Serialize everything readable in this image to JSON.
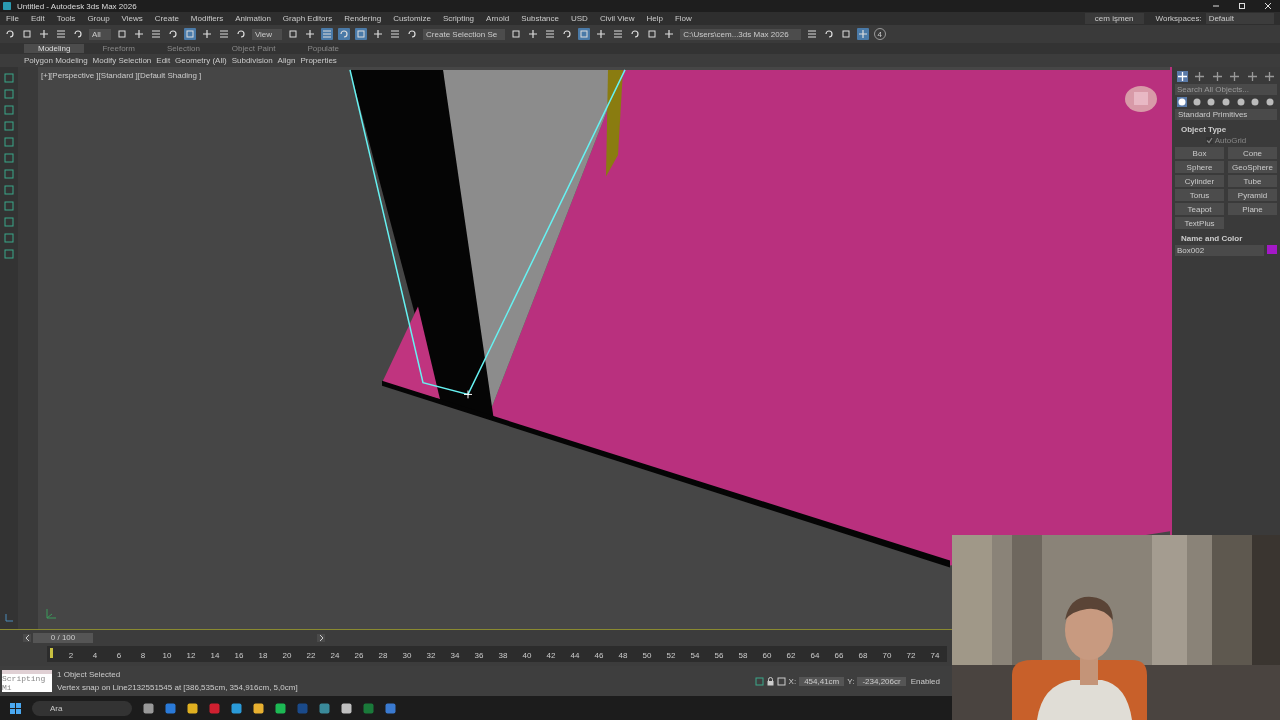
{
  "window": {
    "title": "Untitled - Autodesk 3ds Max 2026"
  },
  "menu": [
    "File",
    "Edit",
    "Tools",
    "Group",
    "Views",
    "Create",
    "Modifiers",
    "Animation",
    "Graph Editors",
    "Rendering",
    "Customize",
    "Scripting",
    "Arnold",
    "Substance",
    "USD",
    "Civil View",
    "Help",
    "Flow"
  ],
  "account": {
    "user": "cem işmen",
    "workspaces_label": "Workspaces:",
    "workspace": "Default"
  },
  "toolbar": {
    "selection_filter": "All",
    "reference_coord": "View",
    "named_selection": "Create Selection Se",
    "project_path": "C:\\Users\\cem...3ds Max 2026",
    "badge": "4",
    "tools": [
      {
        "on": false
      },
      {
        "on": false
      },
      {
        "on": false
      },
      {
        "on": false
      },
      {
        "on": false
      },
      {
        "on": false
      },
      {
        "on": false
      },
      {
        "on": false
      },
      {
        "on": false
      },
      {
        "on": true
      },
      {
        "on": false
      },
      {
        "on": false
      },
      {
        "on": false
      },
      {
        "on": false
      },
      {
        "on": false
      },
      {
        "on": true
      },
      {
        "on": true
      },
      {
        "on": true
      },
      {
        "on": false
      },
      {
        "on": false
      },
      {
        "on": false
      },
      {
        "on": false
      },
      {
        "on": false
      },
      {
        "on": false
      },
      {
        "on": false
      },
      {
        "on": true
      },
      {
        "on": false
      },
      {
        "on": false
      },
      {
        "on": false
      },
      {
        "on": false
      },
      {
        "on": false
      },
      {
        "on": false
      },
      {
        "on": false
      },
      {
        "on": false
      },
      {
        "on": true
      }
    ]
  },
  "ribbon": {
    "tabs": [
      {
        "label": "Modeling",
        "selected": true
      },
      {
        "label": "Freeform",
        "selected": false
      },
      {
        "label": "Selection",
        "selected": false
      },
      {
        "label": "Object Paint",
        "selected": false
      },
      {
        "label": "Populate",
        "selected": false
      }
    ],
    "panels": [
      "Polygon Modeling",
      "Modify Selection",
      "Edit",
      "Geometry (All)",
      "Subdivision",
      "Align",
      "Properties"
    ]
  },
  "viewport": {
    "label": "[+][Perspective ][Standard ][Default Shading ]"
  },
  "command_panel": {
    "tabs": [
      {
        "selected": true
      },
      {
        "selected": false
      },
      {
        "selected": false
      },
      {
        "selected": false
      },
      {
        "selected": false
      },
      {
        "selected": false
      }
    ],
    "search": {
      "placeholder": "Search All Objects..."
    },
    "categories": [
      {
        "selected": true
      },
      {
        "selected": false
      },
      {
        "selected": false
      },
      {
        "selected": false
      },
      {
        "selected": false
      },
      {
        "selected": false
      },
      {
        "selected": false
      }
    ],
    "type": "Standard Primitives",
    "object_type": {
      "title": "Object Type",
      "autogrid": {
        "label": "AutoGrid",
        "checked": true
      },
      "buttons": [
        "Box",
        "Cone",
        "Sphere",
        "GeoSphere",
        "Cylinder",
        "Tube",
        "Torus",
        "Pyramid",
        "Teapot",
        "Plane",
        "TextPlus"
      ]
    },
    "name_and_color": {
      "title": "Name and Color",
      "name": "Box002",
      "color": "#a418c8"
    }
  },
  "timeline": {
    "range": "0 / 100",
    "frames": [
      "2",
      "4",
      "6",
      "8",
      "10",
      "12",
      "14",
      "16",
      "18",
      "20",
      "22",
      "24",
      "26",
      "28",
      "30",
      "32",
      "34",
      "36",
      "38",
      "40",
      "42",
      "44",
      "46",
      "48",
      "50",
      "52",
      "54",
      "56",
      "58",
      "60",
      "62",
      "64",
      "66",
      "68",
      "70",
      "72",
      "74"
    ]
  },
  "status": {
    "script": "Scripting Mi",
    "selection": "1 Object Selected",
    "prompt": "Vertex snap on Line2132551545 at [386,535cm, 354,916cm, 5,0cm]",
    "x_label": "X:",
    "x": "454,41cm",
    "y_label": "Y:",
    "y": "-234,206cr",
    "enabled": "Enabled"
  },
  "taskbar": {
    "search": "Ara"
  }
}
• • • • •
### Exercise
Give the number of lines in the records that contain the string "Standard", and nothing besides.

### Exercise output
2